Work order
Lines below that include the word "games" should each be copied.

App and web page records
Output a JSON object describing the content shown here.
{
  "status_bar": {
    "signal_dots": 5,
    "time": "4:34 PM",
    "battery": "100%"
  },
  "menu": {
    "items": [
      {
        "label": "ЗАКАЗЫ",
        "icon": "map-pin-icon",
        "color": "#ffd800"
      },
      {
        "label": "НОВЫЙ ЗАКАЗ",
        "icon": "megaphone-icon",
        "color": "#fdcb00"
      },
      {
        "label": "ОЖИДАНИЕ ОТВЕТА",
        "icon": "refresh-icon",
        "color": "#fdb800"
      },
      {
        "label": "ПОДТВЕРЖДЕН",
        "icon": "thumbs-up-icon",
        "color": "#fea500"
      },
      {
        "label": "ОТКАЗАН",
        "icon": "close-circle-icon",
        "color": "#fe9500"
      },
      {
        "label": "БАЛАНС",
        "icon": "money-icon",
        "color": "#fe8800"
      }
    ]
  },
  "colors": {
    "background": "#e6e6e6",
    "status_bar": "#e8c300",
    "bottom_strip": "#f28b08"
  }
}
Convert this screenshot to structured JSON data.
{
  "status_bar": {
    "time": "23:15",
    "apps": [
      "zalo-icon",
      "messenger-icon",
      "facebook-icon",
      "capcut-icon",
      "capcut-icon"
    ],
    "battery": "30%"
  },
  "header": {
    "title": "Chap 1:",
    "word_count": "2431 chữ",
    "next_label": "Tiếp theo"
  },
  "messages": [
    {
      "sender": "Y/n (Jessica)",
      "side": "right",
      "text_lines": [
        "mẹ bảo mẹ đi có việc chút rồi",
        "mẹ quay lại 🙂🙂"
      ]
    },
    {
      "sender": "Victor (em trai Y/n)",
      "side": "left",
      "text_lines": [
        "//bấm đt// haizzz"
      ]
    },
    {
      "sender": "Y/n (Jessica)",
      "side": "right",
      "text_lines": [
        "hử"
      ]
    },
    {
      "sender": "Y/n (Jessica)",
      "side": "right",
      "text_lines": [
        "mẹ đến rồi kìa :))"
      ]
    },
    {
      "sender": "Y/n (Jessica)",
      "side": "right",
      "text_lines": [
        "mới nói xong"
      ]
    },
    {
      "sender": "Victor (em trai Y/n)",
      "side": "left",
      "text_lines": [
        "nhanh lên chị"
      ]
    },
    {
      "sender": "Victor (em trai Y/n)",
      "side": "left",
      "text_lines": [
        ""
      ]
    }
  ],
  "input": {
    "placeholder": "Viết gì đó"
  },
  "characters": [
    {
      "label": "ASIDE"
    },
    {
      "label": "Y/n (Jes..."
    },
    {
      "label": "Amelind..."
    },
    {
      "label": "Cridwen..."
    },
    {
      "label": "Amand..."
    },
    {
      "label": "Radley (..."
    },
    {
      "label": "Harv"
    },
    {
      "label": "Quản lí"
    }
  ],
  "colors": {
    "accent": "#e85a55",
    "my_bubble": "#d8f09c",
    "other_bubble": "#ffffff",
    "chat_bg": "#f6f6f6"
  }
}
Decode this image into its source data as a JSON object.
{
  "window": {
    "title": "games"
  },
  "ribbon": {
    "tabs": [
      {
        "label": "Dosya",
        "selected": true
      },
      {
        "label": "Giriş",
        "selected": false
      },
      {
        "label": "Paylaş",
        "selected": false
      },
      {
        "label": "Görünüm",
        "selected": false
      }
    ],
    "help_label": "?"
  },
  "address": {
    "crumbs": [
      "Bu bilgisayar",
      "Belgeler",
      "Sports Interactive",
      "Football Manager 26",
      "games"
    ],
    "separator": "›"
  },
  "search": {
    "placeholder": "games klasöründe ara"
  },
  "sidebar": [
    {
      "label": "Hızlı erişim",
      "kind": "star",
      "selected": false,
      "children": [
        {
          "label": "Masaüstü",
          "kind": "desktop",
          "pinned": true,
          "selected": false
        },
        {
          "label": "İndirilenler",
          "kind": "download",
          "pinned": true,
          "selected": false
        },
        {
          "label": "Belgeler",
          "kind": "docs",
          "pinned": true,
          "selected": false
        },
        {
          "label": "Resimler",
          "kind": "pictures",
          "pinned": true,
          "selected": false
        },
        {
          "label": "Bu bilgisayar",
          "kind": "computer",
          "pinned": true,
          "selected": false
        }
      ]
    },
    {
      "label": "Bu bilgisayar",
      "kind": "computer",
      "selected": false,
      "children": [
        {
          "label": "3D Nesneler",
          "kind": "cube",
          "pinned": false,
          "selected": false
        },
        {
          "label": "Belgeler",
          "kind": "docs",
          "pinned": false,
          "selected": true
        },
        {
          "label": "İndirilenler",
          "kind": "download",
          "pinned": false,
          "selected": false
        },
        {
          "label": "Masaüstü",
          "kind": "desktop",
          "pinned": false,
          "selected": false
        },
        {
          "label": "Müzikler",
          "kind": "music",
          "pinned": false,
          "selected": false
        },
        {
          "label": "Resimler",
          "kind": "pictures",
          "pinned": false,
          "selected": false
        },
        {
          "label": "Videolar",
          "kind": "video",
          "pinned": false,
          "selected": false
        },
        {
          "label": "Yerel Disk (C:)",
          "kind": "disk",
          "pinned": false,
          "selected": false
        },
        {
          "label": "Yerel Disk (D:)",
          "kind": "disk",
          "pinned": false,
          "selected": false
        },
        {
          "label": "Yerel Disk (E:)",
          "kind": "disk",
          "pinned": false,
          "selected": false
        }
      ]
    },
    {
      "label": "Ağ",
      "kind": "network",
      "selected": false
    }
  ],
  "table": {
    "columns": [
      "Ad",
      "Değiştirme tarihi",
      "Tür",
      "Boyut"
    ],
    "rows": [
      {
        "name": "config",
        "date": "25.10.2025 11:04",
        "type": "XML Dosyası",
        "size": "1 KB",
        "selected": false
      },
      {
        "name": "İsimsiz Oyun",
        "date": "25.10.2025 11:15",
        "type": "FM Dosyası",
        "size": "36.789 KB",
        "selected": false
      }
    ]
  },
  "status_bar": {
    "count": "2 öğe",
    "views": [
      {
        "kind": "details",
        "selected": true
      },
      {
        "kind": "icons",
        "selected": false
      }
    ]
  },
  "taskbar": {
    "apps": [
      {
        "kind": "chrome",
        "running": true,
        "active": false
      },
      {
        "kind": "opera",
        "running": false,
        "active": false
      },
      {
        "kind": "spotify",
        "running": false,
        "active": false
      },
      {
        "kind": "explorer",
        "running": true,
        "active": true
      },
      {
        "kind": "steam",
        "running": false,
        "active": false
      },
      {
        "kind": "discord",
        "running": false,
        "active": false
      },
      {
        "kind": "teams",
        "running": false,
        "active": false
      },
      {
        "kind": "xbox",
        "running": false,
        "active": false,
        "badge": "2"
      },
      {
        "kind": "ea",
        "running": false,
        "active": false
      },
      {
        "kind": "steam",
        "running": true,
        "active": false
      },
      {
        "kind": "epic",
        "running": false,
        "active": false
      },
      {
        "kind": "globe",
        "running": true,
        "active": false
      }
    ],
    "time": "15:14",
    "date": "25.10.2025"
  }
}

Written response
    "title": "games"
      "games"
    "placeholder": "games klasöründe ara"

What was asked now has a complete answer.